PROVIDED DATA section start
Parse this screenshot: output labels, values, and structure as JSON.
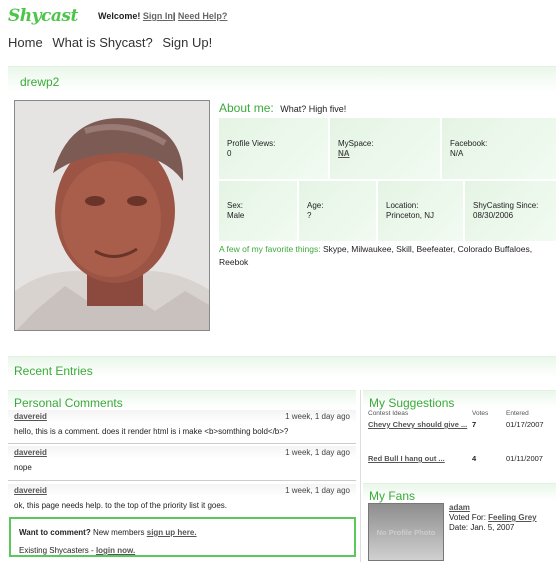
{
  "header": {
    "logo": "Shycast",
    "welcome": "Welcome!",
    "sign_in": "Sign In",
    "sep": "|",
    "help": "Need Help?"
  },
  "nav": [
    "Home",
    "What is Shycast?",
    "Sign Up!"
  ],
  "profile": {
    "username": "drewp2",
    "about_label": "About me:",
    "about_text": "What? High five!",
    "grid1": [
      {
        "label": "Profile Views:",
        "value": "0"
      },
      {
        "label": "MySpace:",
        "value": "NA"
      },
      {
        "label": "Facebook:",
        "value": "N/A"
      }
    ],
    "grid2": [
      {
        "label": "Sex:",
        "value": "Male"
      },
      {
        "label": "Age:",
        "value": "?"
      },
      {
        "label": "Location:",
        "value": "Princeton, NJ"
      },
      {
        "label": "ShyCasting Since:",
        "value": "08/30/2006"
      }
    ],
    "fav_label": "A few of my favorite things:",
    "fav_text": "Skype, Milwaukee, Skill, Beefeater, Colorado Buffaloes, Reebok"
  },
  "recent_entries": {
    "title": "Recent Entries"
  },
  "comments": {
    "title": "Personal Comments",
    "items": [
      {
        "author": "davereid",
        "when": "1 week, 1 day ago",
        "text": "hello, this is a comment. does it render html is i make <b>somthing bold</b>?"
      },
      {
        "author": "davereid",
        "when": "1 week, 1 day ago",
        "text": "nope"
      },
      {
        "author": "davereid",
        "when": "1 week, 1 day ago",
        "text": "ok, this page needs help. to the top of the priority list it goes."
      }
    ],
    "want_label": "Want to comment?",
    "new_members": "New members",
    "sign_up_link": "sign up here.",
    "existing": "Existing Shycasters -",
    "login_link": "login now."
  },
  "suggestions": {
    "title": "My Suggestions",
    "headers": [
      "Contest Ideas",
      "Votes",
      "Entered"
    ],
    "rows": [
      {
        "idea": "Chevy Chevy should give ...",
        "votes": "7",
        "entered": "01/17/2007"
      },
      {
        "idea": "Red Bull I hang out ...",
        "votes": "4",
        "entered": "01/11/2007"
      }
    ]
  },
  "fans": {
    "title": "My Fans",
    "no_photo": "No Profile Photo",
    "name": "adam",
    "voted_label": "Voted For:",
    "voted_link": "Feeling Grey",
    "date": "Date: Jan. 5, 2007"
  }
}
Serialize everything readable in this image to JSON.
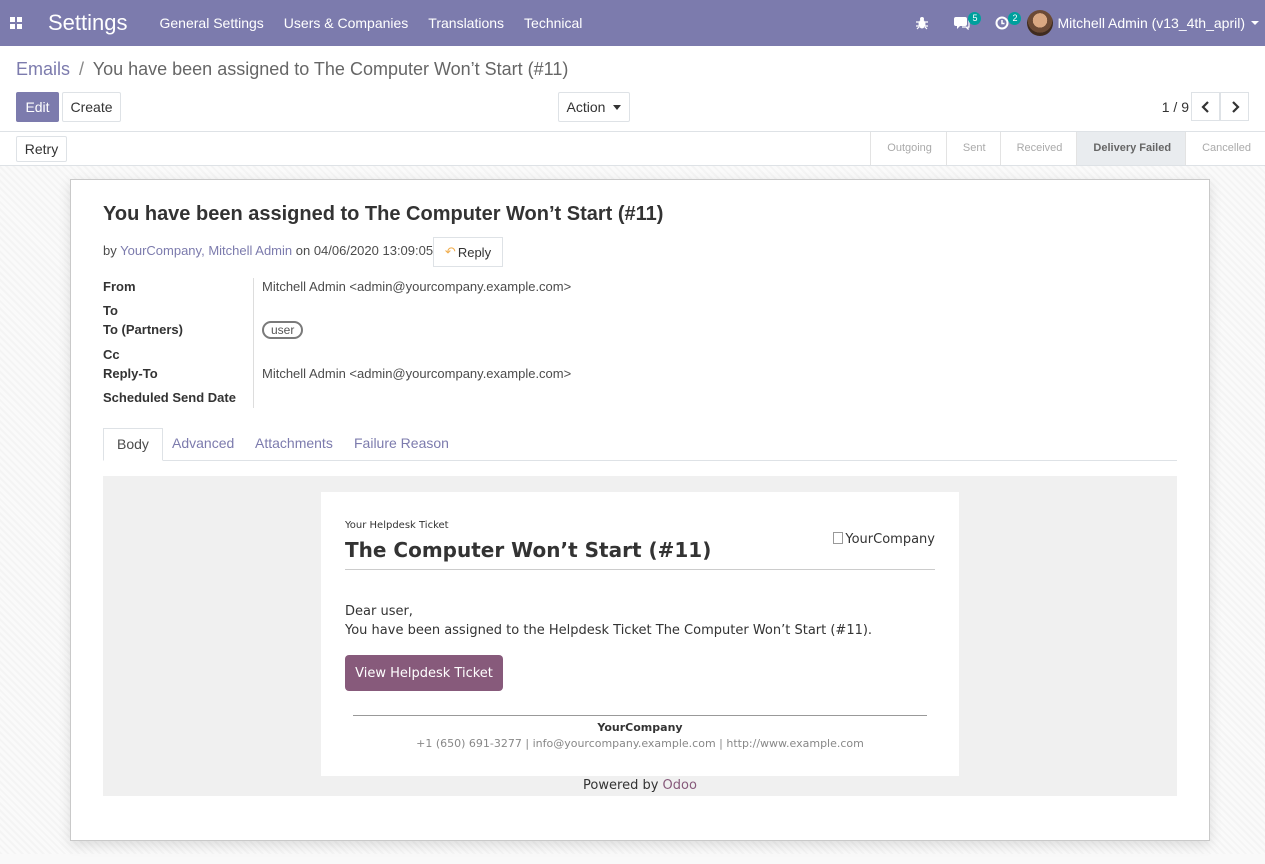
{
  "navbar": {
    "app_title": "Settings",
    "menu": [
      "General Settings",
      "Users & Companies",
      "Translations",
      "Technical"
    ],
    "messages_badge": "5",
    "activities_badge": "2",
    "user_name": "Mitchell Admin (v13_4th_april)"
  },
  "breadcrumb": {
    "parent": "Emails",
    "separator": "/",
    "current": "You have been assigned to The Computer Won’t Start (#11)"
  },
  "buttons": {
    "edit": "Edit",
    "create": "Create",
    "action": "Action",
    "retry": "Retry"
  },
  "pager": {
    "value": "1 / 9"
  },
  "stages": [
    "Outgoing",
    "Sent",
    "Received",
    "Delivery Failed",
    "Cancelled"
  ],
  "active_stage": "Delivery Failed",
  "message": {
    "subject": "You have been assigned to The Computer Won’t Start (#11)",
    "by_prefix": "by",
    "author_company": "YourCompany",
    "author_sep": ", ",
    "author_name": "Mitchell Admin",
    "on_text": " on ",
    "date": "04/06/2020 13:09:05",
    "reply_label": "Reply"
  },
  "fields": {
    "from_label": "From",
    "from_value": "Mitchell Admin <admin@yourcompany.example.com>",
    "to_label": "To",
    "to_partners_label": "To (Partners)",
    "to_partners_tag": "user",
    "cc_label": "Cc",
    "reply_to_label": "Reply-To",
    "reply_to_value": "Mitchell Admin <admin@yourcompany.example.com>",
    "scheduled_label": "Scheduled Send Date"
  },
  "tabs": [
    "Body",
    "Advanced",
    "Attachments",
    "Failure Reason"
  ],
  "email": {
    "kicker": "Your Helpdesk Ticket",
    "title": "The Computer Won’t Start (#11)",
    "logo_alt": "YourCompany",
    "greeting": "Dear user,",
    "body": "You have been assigned to the Helpdesk Ticket The Computer Won’t Start (#11).",
    "button": "View Helpdesk Ticket",
    "footer_company": "YourCompany",
    "footer_contact": "+1 (650) 691-3277 | info@yourcompany.example.com | http://www.example.com",
    "powered_prefix": "Powered by ",
    "powered_brand": "Odoo"
  },
  "colors": {
    "navbar": "#7c7bad",
    "primary": "#7c7bad",
    "email_button": "#875a7b",
    "badge": "#00a09d"
  }
}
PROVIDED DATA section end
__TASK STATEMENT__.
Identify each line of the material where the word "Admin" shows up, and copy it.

__TASK RESULT__.
    "user_name": "Mitchell Admin (v13_4th_april)"
    "author_name": "Mitchell Admin",
    "from_value": "Mitchell Admin <admin@yourcompany.example.com>",
    "reply_to_value": "Mitchell Admin <admin@yourcompany.example.com>",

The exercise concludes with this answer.